When Mills alumna Nicole Johnson, then 22, first stepped into the Camino A La Solidaridad orphanage in Peru four years ago, she was greeted with a line of blank stares and skepticism. As she walked from girl to girl, shaking hands, she couldn’t help but feel that she was just another foreigner to them. As a new volunteer for the Peace Corps, Johnson was going to be spending the next two years attempting to connect with these young women, all of whom had bore children after they had been raped. She decided she would have to change her way of thinking if she was going to help them.

The small town where Johnson was working. (Map design by Lisa Bergquist)
The small town where Johnson was working. (Map design by Lisa Bergquist)
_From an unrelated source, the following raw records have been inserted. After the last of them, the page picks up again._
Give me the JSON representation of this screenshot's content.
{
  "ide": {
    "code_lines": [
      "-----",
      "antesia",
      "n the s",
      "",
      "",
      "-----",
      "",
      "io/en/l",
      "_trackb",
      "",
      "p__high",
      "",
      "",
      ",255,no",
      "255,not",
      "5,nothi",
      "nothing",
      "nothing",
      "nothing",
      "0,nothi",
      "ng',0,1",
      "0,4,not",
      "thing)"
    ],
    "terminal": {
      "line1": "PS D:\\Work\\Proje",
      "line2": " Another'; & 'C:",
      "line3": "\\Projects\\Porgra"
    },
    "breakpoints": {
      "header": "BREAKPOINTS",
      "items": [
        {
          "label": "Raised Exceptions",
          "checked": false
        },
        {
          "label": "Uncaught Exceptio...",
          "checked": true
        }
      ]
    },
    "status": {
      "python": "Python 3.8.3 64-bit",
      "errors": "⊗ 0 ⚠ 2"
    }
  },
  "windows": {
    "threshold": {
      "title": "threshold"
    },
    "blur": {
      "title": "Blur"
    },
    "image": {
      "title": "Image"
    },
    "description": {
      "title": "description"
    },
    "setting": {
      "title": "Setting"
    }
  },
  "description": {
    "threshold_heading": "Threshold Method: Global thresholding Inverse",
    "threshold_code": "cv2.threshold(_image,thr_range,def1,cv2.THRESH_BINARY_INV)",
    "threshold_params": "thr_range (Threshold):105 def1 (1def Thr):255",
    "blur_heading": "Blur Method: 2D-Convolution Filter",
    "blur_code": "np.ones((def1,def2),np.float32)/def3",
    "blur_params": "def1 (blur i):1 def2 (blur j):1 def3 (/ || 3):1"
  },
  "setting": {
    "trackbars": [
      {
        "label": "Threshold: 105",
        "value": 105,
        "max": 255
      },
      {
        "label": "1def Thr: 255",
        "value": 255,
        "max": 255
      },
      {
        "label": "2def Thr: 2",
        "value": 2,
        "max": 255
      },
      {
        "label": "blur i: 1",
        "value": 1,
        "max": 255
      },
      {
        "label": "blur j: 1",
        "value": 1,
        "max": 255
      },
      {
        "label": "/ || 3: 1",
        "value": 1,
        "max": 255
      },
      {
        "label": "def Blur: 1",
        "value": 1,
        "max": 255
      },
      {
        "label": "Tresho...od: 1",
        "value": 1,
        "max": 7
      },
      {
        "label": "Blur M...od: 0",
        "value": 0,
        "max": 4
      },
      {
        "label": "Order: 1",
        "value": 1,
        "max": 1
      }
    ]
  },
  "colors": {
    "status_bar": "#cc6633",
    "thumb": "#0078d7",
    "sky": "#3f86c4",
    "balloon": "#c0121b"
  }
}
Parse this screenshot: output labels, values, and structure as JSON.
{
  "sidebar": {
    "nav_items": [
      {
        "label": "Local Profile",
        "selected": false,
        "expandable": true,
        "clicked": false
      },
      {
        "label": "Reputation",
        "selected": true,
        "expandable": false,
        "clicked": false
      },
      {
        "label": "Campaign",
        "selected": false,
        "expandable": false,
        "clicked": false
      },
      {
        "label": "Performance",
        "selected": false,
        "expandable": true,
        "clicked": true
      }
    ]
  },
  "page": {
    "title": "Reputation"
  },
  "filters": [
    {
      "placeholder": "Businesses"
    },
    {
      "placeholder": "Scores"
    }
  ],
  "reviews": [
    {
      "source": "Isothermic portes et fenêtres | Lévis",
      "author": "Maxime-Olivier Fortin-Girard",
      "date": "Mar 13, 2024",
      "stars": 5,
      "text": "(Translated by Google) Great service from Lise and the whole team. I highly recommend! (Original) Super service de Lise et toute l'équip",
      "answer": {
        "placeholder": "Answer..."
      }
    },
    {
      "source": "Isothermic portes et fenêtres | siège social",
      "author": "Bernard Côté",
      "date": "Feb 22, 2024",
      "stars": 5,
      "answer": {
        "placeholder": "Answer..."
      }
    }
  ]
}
“I realized while working with them that if I always looked at them as a victim then they would always look at themselves as a victim,” said Johnson, now 26.

Johnson is one of 33 Mills alumnae who have served in the Peace Corps since its beginning in March of 1961, according to Leah Woods, a senior at Mills and public affairs assistant for the Peace Corps. These 33 volunteers comprise a small percentage of the 195,000 plus people who have served in the governmental humanitarian organization.

The program — which has sent volunteers to 139 different countries since 1961 — works on such issues as AIDS education, information technology, and environmental preservation, according to the website. Another common thing that volunteers find themselves working on in these countries is youth development. This is exactly what Johnson did when she volunteered at the orphanage in Peru.

“I worked in an orphanage with teen mothers, the girls were all victims of rape, and so I worked with them on health issues and vocational skills,” said Johnson.

“The girls were strong. The youngest girl there was 11 and the oldest was 17 and they all had their babies. It wasn’t just about them, they had to survive because they had another person to care for.”

Johnson held various workshops. In order for these workshops to be successful, Johnson had to learn new life skills as well.

“I learned to be patient and to improvise. If I wanted to do an activity about goal setting, it wouldn’t work because they had no motivation to set goals. So instead of getting upset, I would break my activity plan down. In other words instead of starting with goal planning, we started with ‘What is a goal?’” said Johnson.

For Johnson, her host family became her home away from home. To this day, Johnson still talks to her host family on a weekly basis. She wishes that she could talk to the young women in the orphanage more often, but communication is difficult because the orphanage has no phone.

According to Johnson, the most rewarding part of the journey was building a relationship with these young women. Once they warmed up to her, Johnson realized that all they wanted was to be able to trust someone. She won this trust by telling them when and where she was going to do something and actually following through.

“The girls taught me that you have to overcome certain circumstances in your life,” said Johnson.”And that you can’t think of yourself as the victim or you will never be able to do what you have to do.”

A recruiter from the Peace Corps will be on campus at the Mills College Internship and Volunteer Fair in the Student Union, October 22 from 12 p.m. to 2p.m.